  • Immediately notify in writing the federal agency awarding the assistance of violations of federal law involving fraud, bribery, or gratuity violations potentially affecting the Federal award.[8]
  • Require contractors/vendors to include a signed certification attesting to the accuracy of submitted invoices. Establish processes to review invoices against a vendor’s progress reports to ensure that the project is completing the scope as outlined by the contract, change order, or your direction, and that the timelines are consistent with the terms of the contract.
  • Establish and promote an anonymous COVID-19 Fraud whistleblower hotline for employees, the public and contractors.
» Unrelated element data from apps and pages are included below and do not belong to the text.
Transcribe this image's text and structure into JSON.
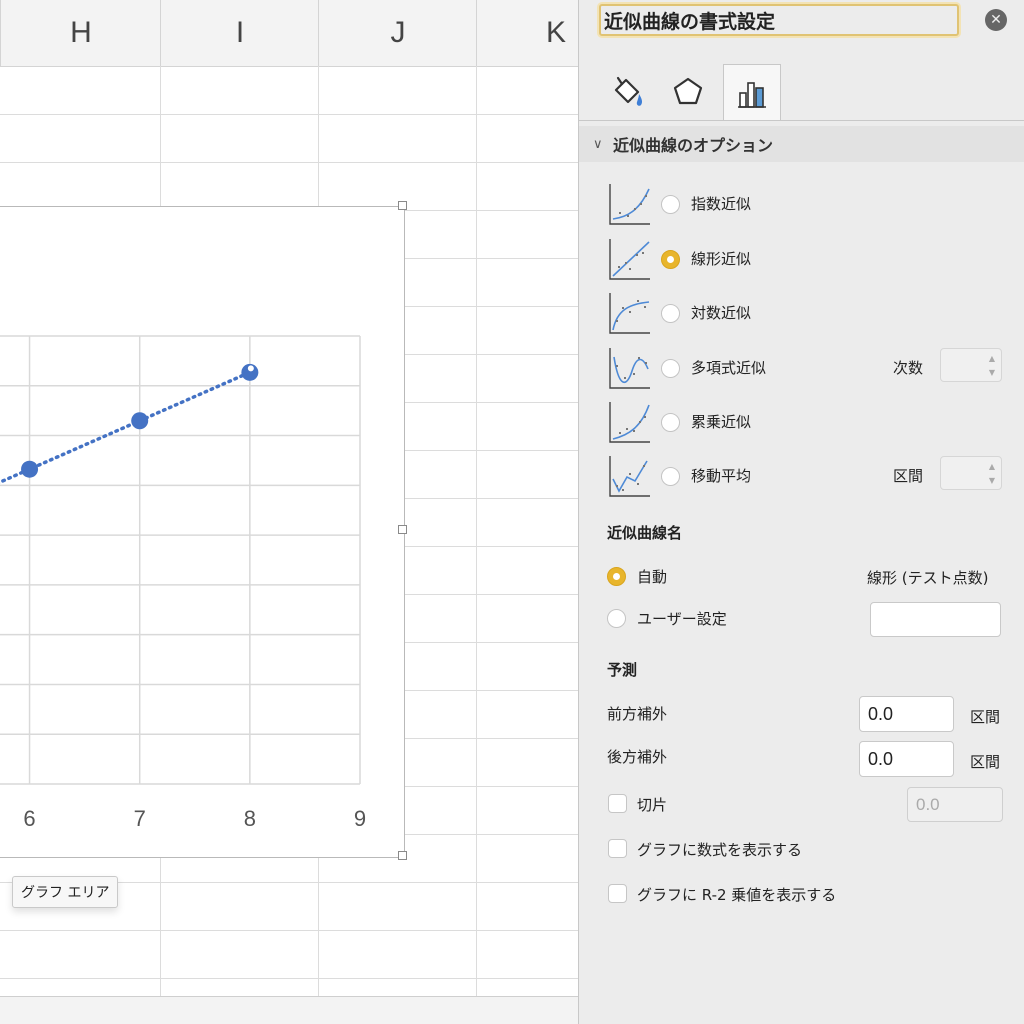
{
  "sheet": {
    "columns": [
      "H",
      "I",
      "J",
      "K"
    ],
    "chart": {
      "tooltip": "グラフ エリア"
    }
  },
  "chart_data": {
    "type": "scatter",
    "x_ticks": [
      "6",
      "7",
      "8",
      "9"
    ],
    "xlim": [
      5.65,
      9
    ],
    "series": [
      {
        "x": [
          6,
          7,
          8
        ],
        "y": [
          8.3,
          8.5,
          8.7
        ],
        "color": "#4472c4"
      }
    ],
    "trendline": {
      "type": "linear",
      "style": "dotted",
      "color": "#4472c4"
    },
    "grid": true
  },
  "pane": {
    "title": "近似曲線の書式設定",
    "close_icon": "close-icon",
    "tabs": [
      {
        "icon": "fill-icon",
        "active": false
      },
      {
        "icon": "pentagon-effects-icon",
        "active": false
      },
      {
        "icon": "bar-chart-options-icon",
        "active": true
      }
    ],
    "section_title": "近似曲線のオプション",
    "trend_types": [
      {
        "label": "指数近似",
        "icon": "exponential-icon",
        "selected": false
      },
      {
        "label": "線形近似",
        "icon": "linear-icon",
        "selected": true
      },
      {
        "label": "対数近似",
        "icon": "logarithmic-icon",
        "selected": false
      },
      {
        "label": "多項式近似",
        "icon": "polynomial-icon",
        "selected": false,
        "param_label": "次数"
      },
      {
        "label": "累乗近似",
        "icon": "power-icon",
        "selected": false
      },
      {
        "label": "移動平均",
        "icon": "moving-average-icon",
        "selected": false,
        "param_label": "区間"
      }
    ],
    "name_section": {
      "title": "近似曲線名",
      "auto_label": "自動",
      "auto_value": "線形 (テスト点数)",
      "custom_label": "ユーザー設定",
      "custom_value": ""
    },
    "forecast": {
      "title": "予測",
      "forward_label": "前方補外",
      "forward_value": "0.0",
      "backward_label": "後方補外",
      "backward_value": "0.0",
      "unit": "区間",
      "intercept_label": "切片",
      "intercept_value": "0.0"
    },
    "display_equation_label": "グラフに数式を表示する",
    "display_r2_label": "グラフに R-2 乗値を表示する"
  }
}
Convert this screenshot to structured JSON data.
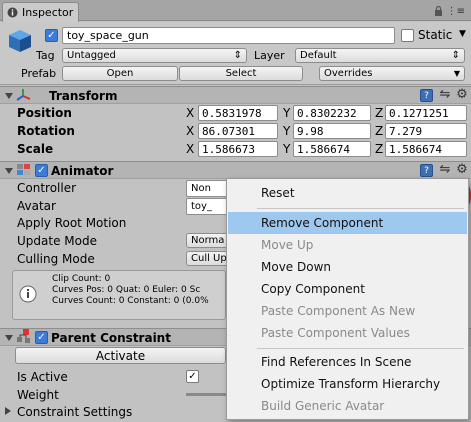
{
  "window": {
    "tab_title": "Inspector"
  },
  "header": {
    "object_name": "toy_space_gun",
    "static_label": "Static",
    "tag_label": "Tag",
    "tag_value": "Untagged",
    "layer_label": "Layer",
    "layer_value": "Default",
    "prefab_label": "Prefab",
    "open_label": "Open",
    "select_label": "Select",
    "overrides_label": "Overrides"
  },
  "transform": {
    "title": "Transform",
    "rows": [
      {
        "label": "Position",
        "x": "0.5831978",
        "y": "0.8302232",
        "z": "0.1271251"
      },
      {
        "label": "Rotation",
        "x": "86.07301",
        "y": "9.98",
        "z": "7.279"
      },
      {
        "label": "Scale",
        "x": "1.586673",
        "y": "1.586674",
        "z": "1.586674"
      }
    ],
    "axis": {
      "x": "X",
      "y": "Y",
      "z": "Z"
    }
  },
  "animator": {
    "title": "Animator",
    "controller_label": "Controller",
    "controller_value": "Non",
    "avatar_label": "Avatar",
    "avatar_value": "toy_",
    "apply_root_label": "Apply Root Motion",
    "update_mode_label": "Update Mode",
    "update_mode_value": "Norma",
    "culling_mode_label": "Culling Mode",
    "culling_mode_value": "Cull Up",
    "info": {
      "line1": "Clip Count: 0",
      "line2": "Curves Pos: 0 Quat: 0 Euler: 0 Sc",
      "line3": "Curves Count: 0 Constant: 0 (0.0%"
    }
  },
  "parent_constraint": {
    "title": "Parent Constraint",
    "activate_label": "Activate",
    "is_active_label": "Is Active",
    "weight_label": "Weight",
    "constraint_settings_label": "Constraint Settings"
  },
  "context_menu": {
    "items": [
      {
        "label": "Reset"
      },
      {
        "label": "Remove Component"
      },
      {
        "label": "Move Up"
      },
      {
        "label": "Move Down"
      },
      {
        "label": "Copy Component"
      },
      {
        "label": "Paste Component As New"
      },
      {
        "label": "Paste Component Values"
      },
      {
        "label": "Find References In Scene"
      },
      {
        "label": "Optimize Transform Hierarchy"
      },
      {
        "label": "Build Generic Avatar"
      }
    ]
  },
  "colors": {
    "highlight": "#9ec8ee",
    "annotation_circle": "#e02020",
    "checkbox_on": "#3d7bd8"
  }
}
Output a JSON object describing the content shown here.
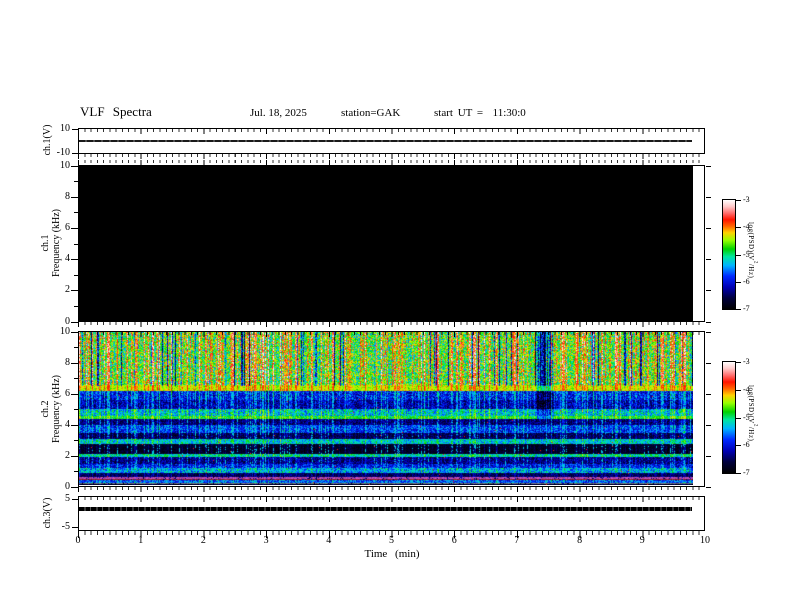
{
  "header": {
    "title": "VLF Spectra",
    "date": "Jul. 18, 2025",
    "station": "station=GAK",
    "start_ut": "start UT =  11:30:0"
  },
  "time_axis": {
    "label": "Time (min)",
    "ticks": [
      "0",
      "1",
      "2",
      "3",
      "4",
      "5",
      "6",
      "7",
      "8",
      "9",
      "10"
    ],
    "range": [
      0,
      10
    ]
  },
  "panels": {
    "ch1_voltage": {
      "ylabel": "ch.1(V)",
      "ytick_top": "10",
      "ytick_bottom": "-10",
      "ylim": [
        -10,
        10
      ]
    },
    "ch1_spectrogram": {
      "ylabel_line1": "ch.1",
      "ylabel_line2": "Frequency (kHz)",
      "yticks": [
        "0",
        "2",
        "4",
        "6",
        "8",
        "10"
      ],
      "ylim": [
        0,
        10
      ]
    },
    "ch2_spectrogram": {
      "ylabel_line1": "ch.2",
      "ylabel_line2": "Frequency (kHz)",
      "yticks": [
        "0",
        "2",
        "4",
        "6",
        "8",
        "10"
      ],
      "ylim": [
        0,
        10
      ]
    },
    "ch3_voltage": {
      "ylabel": "ch.3(V)",
      "ytick_top": "5",
      "ytick_bottom": "-5",
      "ylim": [
        -6,
        6
      ]
    }
  },
  "colorbar": {
    "label_pre": "log(PSD)(V",
    "label_sup": "2",
    "label_post": "/Hz)",
    "ticks": [
      "-3",
      "-4",
      "-5",
      "-6",
      "-7"
    ],
    "range": [
      -7,
      -3
    ],
    "gradient": [
      [
        0.0,
        "#000000"
      ],
      [
        0.1,
        "#00003c"
      ],
      [
        0.2,
        "#0000b4"
      ],
      [
        0.3,
        "#0028ff"
      ],
      [
        0.4,
        "#00b4ff"
      ],
      [
        0.48,
        "#00e6a0"
      ],
      [
        0.55,
        "#00d200"
      ],
      [
        0.63,
        "#96ff00"
      ],
      [
        0.7,
        "#ffd200"
      ],
      [
        0.76,
        "#ff6400"
      ],
      [
        0.82,
        "#ff1400"
      ],
      [
        0.88,
        "#ff6e6e"
      ],
      [
        0.94,
        "#ffc8c8"
      ],
      [
        1.0,
        "#ffffff"
      ]
    ]
  },
  "chart_data": [
    {
      "type": "line",
      "panel": "ch.1(V)",
      "ylim": [
        -10,
        10
      ],
      "x": [
        0,
        9.8
      ],
      "values": [
        0,
        0
      ],
      "note": "flat trace at ~0 V across full record"
    },
    {
      "type": "heatmap",
      "panel": "ch.1 spectrogram",
      "xlim": [
        0,
        10
      ],
      "ylim": [
        0,
        10
      ],
      "data_extent_min": 9.8,
      "colorbar_range": [
        -7,
        -3
      ],
      "uniform_level": -7,
      "note": "entire panel at/below -7 (black)"
    },
    {
      "type": "heatmap",
      "panel": "ch.2 spectrogram",
      "xlim": [
        0,
        10
      ],
      "ylim": [
        0,
        10
      ],
      "data_extent_min": 9.8,
      "colorbar_range": [
        -7,
        -3
      ],
      "bands": [
        {
          "f": [
            6.55,
            10.0
          ],
          "base": -5.0,
          "amp": 0.7,
          "streak": 1.0
        },
        {
          "f": [
            6.18,
            6.55
          ],
          "base": -4.55,
          "amp": 0.25,
          "streak": 0.5
        },
        {
          "f": [
            5.55,
            6.18
          ],
          "base": -6.1,
          "amp": 0.5,
          "streak": 0.55
        },
        {
          "f": [
            4.95,
            5.55
          ],
          "base": -6.35,
          "amp": 0.45,
          "streak": 0.5
        },
        {
          "f": [
            4.52,
            4.95
          ],
          "base": -5.45,
          "amp": 0.5,
          "streak": 0.45
        },
        {
          "f": [
            4.32,
            4.52
          ],
          "base": -5.0,
          "amp": 0.3,
          "streak": 0.4
        },
        {
          "f": [
            3.92,
            4.32
          ],
          "base": -6.55,
          "amp": 0.35,
          "streak": 0.4
        },
        {
          "f": [
            3.42,
            3.92
          ],
          "base": -5.95,
          "amp": 0.5,
          "streak": 0.4
        },
        {
          "f": [
            2.98,
            3.42
          ],
          "base": -6.65,
          "amp": 0.3,
          "streak": 0.35
        },
        {
          "f": [
            2.68,
            2.98
          ],
          "base": -5.4,
          "amp": 0.4,
          "streak": 0.35
        },
        {
          "f": [
            2.02,
            2.68
          ],
          "base": -6.85,
          "amp": 0.2,
          "streak": 0.3
        },
        {
          "f": [
            1.78,
            2.02
          ],
          "base": -5.25,
          "amp": 0.4,
          "streak": 0.3
        },
        {
          "f": [
            1.32,
            1.78
          ],
          "base": -6.45,
          "amp": 0.4,
          "streak": 0.3
        },
        {
          "f": [
            1.06,
            1.32
          ],
          "base": -6.05,
          "amp": 0.45,
          "streak": 0.3
        },
        {
          "f": [
            0.78,
            1.06
          ],
          "base": -5.55,
          "amp": 0.5,
          "streak": 0.3
        },
        {
          "f": [
            0.5,
            0.78
          ],
          "base": -6.6,
          "amp": 0.3,
          "streak": 0.25
        },
        {
          "f": [
            0.3,
            0.5
          ],
          "base": -6.5,
          "amp": 0.3,
          "streak": 0.25
        },
        {
          "f": [
            0.1,
            0.3
          ],
          "base": -5.8,
          "amp": 0.5,
          "streak": 0.25
        },
        {
          "f": [
            0.0,
            0.1
          ],
          "base": -6.8,
          "amp": 0.2,
          "streak": 0.2
        }
      ],
      "lines": [
        {
          "f": 0.42,
          "color": "#c050c0"
        },
        {
          "f": 0.33,
          "color": "#b02020"
        },
        {
          "f": 0.05,
          "color": "#808080"
        }
      ],
      "anomaly": {
        "t": [
          7.3,
          7.55
        ],
        "darken": 1.6
      }
    },
    {
      "type": "line",
      "panel": "ch.3(V)",
      "ylim": [
        -6,
        6
      ],
      "x": [
        0,
        9.8
      ],
      "values": [
        1,
        1
      ],
      "note": "flat thick trace near 0-1 V across full record"
    }
  ]
}
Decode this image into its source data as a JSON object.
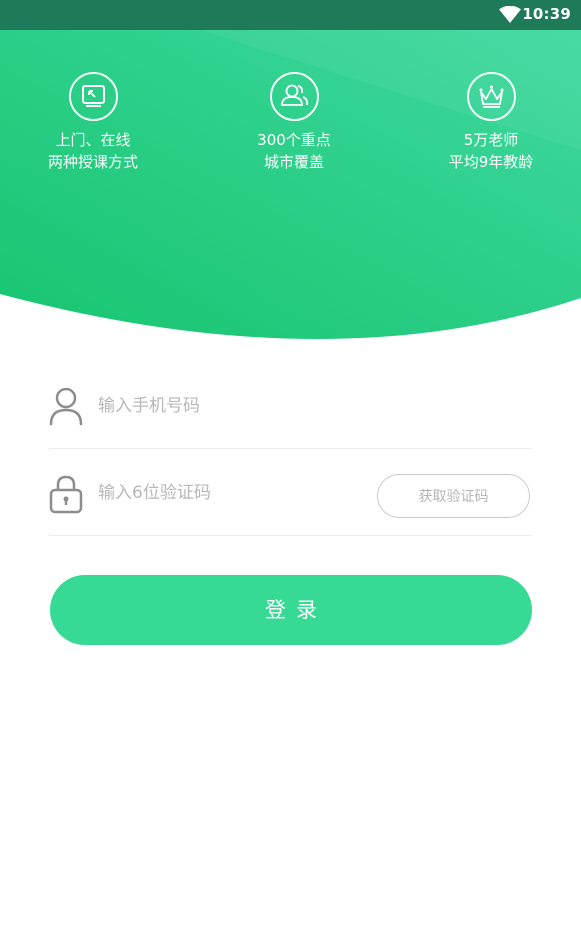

Hotline posters should be posted at government facilities, distributed to contractors/vendors, and placed in public areas that are most likely to be observed by the members of the community. Creating posters in multiple languages can be helpful. Contractors and vendors should be reminded in their contracts of their absolute responsibility to report any suspicion of fraud to the hotline.
  • If mistakes are made during the procurement process, document the issue and note the corrective action taken. [9]

Last Revised: April 14, 2021

 

[1] 2 CFR Section 200.521 Federal Award Administration

[2] 2 CFR Section 200.318 General Procurement Standards

[3] 2 CFR Section 200.318 General Procurement Standards

[5] 2 CFR Section 200.319 Competition, 200.320 Methods of Procurement to be followed

[6] 2 CFR Section 200.318 General Procurement Standards (h), (i) and 200.319 Competition (d)

[7] 2 CFR Section 200.318 General Procurement Standards

[8] 2 CFR Section 200.113 Mandatory Disclosures

[9] 2 CFR 200.24 Cooperative Audit Resolutions